:: Exercise data

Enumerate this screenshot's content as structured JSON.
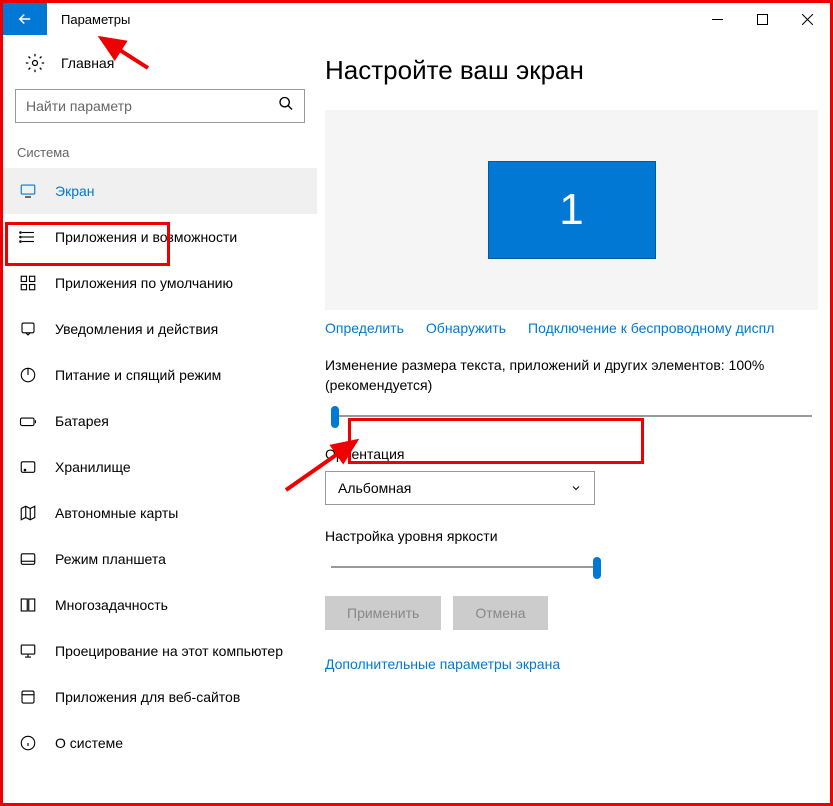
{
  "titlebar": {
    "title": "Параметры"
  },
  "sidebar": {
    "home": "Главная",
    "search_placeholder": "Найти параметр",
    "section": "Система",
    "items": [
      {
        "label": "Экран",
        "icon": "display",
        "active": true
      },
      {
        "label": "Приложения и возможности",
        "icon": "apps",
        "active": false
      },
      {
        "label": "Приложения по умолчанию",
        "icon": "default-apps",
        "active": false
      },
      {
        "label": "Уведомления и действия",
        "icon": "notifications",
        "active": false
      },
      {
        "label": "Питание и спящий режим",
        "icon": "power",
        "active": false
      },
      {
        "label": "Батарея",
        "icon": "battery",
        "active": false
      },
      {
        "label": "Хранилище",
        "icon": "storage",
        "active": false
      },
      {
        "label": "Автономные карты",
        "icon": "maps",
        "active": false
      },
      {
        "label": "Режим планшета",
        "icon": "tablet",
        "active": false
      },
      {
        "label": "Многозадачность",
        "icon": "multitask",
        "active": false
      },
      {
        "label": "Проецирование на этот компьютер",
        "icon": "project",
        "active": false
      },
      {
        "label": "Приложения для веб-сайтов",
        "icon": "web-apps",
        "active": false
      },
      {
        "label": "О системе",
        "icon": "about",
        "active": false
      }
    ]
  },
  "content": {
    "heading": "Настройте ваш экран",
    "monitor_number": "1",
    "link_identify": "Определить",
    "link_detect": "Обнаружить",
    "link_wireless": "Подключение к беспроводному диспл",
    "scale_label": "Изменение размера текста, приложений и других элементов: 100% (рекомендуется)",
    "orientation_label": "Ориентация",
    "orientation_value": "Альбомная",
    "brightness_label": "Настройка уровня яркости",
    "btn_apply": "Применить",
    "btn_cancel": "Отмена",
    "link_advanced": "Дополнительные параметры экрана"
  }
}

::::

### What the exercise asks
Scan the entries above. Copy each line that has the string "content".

### Expected answer
Enumerate this screenshot's content as structured JSON.
  "content": {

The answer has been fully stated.